Sportman’s Guide Makes Its First Acquisition

Aug 01, 2004 9:30 PM  By

The Sportsman’s Guide president/CEO Greg Binkley said in early 2003 that the company would be hunting for acquisitions. A year later, the South St. Paul, MN-based cataloger of outdoor gear has captured its first prize. On June 29 the company bought The Golf Warehouse (TGW), a Wichita, KS-based cataloger of golf equipment closeouts, from New York-based private equity fund Falconhead. The all-cash transaction was valued at about $30 million.

The acquisition gives Sportsman’s Guide, which does the lion’s share of its business during the third and fourth quarters, a significant second-quarter business while further fueling its holiday business.

Both catalogers have enjoyed steady growth in recent years. Sportsman’s Guide’s revenue has grown from $168.8 million in 2001 to $194.7 million last year. The company’s gross profit figures have also held steady — from $33.0 million in ’01 to $32.9 million last year.

TGW launched in 1998 as an online-only marketer; it began mailing catalogs in November 2002. The $40 million company has had a five-year compounded growth rate of more than 60%, and this past year had operating income of $1.7 million.

TGW was Falconhead’s only catalog. Falconhead chairman/CEO David Moross says that he’s happy with TGW’s return on investment. “We got a very good price for the company. A lot of people have been trying to buy it for the past 18 months. So it was the right thing to do at the right time. We built up TGW, and now we move on.”

Immediate cost savings

Sportsman’s Guide’s Binkley says that the acquisition “meets all the objectives we established for ourselves when we set up our business to grow through acquisition. We’ll achieve immediate cost savings in printing, paper, and postage through comailing catalogs, outgoing bulk shipping rates, and various operational efficiencies.”

Sportsman’s Guide will retain TGW’s Wichita headquarters and fulfillment center, as well as all of TGW’s staff of 120, including CEO Mark Marney.

Patrick Donohue, CFA, senior analyst for Minneapolis-based investment brokerage firm Northland Securities, points out that selling golf clubs and equipment is “a whole different ballgame” from selling outdoor gear. “And that’s why I asked [Binkley] if contracts were in place with TGW’s senior management — and they are. I don’t think it would be Greg’s and [executive vice president/chief financial officer] Chuck’s [Lingen] forte to figure out contracts with the kinds of golf companies TGW deals with.”

What Sportsman’s Guide’s management does bring to the table is far broader experience in catalog marketing.

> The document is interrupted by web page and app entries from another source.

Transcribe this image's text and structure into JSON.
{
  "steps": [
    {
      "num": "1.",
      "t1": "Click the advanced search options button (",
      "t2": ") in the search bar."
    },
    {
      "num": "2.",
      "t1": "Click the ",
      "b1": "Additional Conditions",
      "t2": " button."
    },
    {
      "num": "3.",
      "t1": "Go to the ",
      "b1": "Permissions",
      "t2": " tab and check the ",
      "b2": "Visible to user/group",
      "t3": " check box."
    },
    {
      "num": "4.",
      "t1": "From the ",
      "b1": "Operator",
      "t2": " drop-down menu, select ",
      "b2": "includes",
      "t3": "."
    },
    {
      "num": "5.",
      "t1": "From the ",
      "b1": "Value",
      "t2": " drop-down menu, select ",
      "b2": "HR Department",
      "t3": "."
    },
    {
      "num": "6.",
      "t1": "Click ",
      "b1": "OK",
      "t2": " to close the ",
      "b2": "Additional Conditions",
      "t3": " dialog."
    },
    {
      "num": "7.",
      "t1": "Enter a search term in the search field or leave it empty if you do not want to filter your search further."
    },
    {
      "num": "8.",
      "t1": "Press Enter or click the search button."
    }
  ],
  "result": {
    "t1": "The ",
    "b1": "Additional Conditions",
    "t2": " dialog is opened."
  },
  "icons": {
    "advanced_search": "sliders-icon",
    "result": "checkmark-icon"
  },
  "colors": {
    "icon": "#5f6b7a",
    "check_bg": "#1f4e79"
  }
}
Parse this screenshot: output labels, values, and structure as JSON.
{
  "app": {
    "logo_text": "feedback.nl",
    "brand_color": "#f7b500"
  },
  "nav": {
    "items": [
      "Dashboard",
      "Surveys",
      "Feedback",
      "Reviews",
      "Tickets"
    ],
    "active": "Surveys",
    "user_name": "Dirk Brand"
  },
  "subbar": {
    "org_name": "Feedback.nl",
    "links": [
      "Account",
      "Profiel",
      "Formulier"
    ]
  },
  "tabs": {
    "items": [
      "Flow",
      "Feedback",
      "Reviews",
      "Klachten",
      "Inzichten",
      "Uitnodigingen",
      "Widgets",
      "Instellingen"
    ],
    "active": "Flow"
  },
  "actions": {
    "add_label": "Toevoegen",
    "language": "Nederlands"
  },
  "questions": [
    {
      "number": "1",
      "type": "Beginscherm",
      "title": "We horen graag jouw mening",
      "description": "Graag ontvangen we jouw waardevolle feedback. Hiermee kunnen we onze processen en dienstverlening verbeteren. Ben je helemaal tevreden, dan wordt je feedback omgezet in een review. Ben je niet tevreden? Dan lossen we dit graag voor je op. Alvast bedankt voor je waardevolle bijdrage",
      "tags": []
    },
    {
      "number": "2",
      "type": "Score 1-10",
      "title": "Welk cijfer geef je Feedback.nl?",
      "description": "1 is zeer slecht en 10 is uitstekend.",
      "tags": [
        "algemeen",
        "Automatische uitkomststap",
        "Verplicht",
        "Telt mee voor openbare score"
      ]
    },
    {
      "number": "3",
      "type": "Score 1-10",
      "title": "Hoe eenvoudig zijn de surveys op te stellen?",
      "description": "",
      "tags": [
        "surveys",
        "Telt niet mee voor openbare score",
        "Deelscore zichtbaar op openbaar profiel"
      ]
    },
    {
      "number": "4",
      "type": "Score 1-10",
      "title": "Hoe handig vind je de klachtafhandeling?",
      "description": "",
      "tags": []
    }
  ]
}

Although the print catalog already represents nearly a quarter of TGW’s sales, it will prosper from Sportsman’s Guide’s experience, Binkley says.

But there are no plans yet for sharing mailing lists between the two catalogs. “We may test that,” Binkley says, “but we’re pretty conservative on our mailing plans.” Sportsman’s Guide will discontinue a spin-off PGA Tour catalog that TGW launched last year, although Binkley won’t divulge why the book is being dropped.

As to how TGW will take on such golf industry leaders as Golfsmith and Edwin Watts, Binkley notes that “TGW differs from other golf retailers in that its formula revolves around closeouts.” What’s more, “TGW is more active online than Golfsmith and Edwin Watts, both of which appear to be emphasizing stores more.”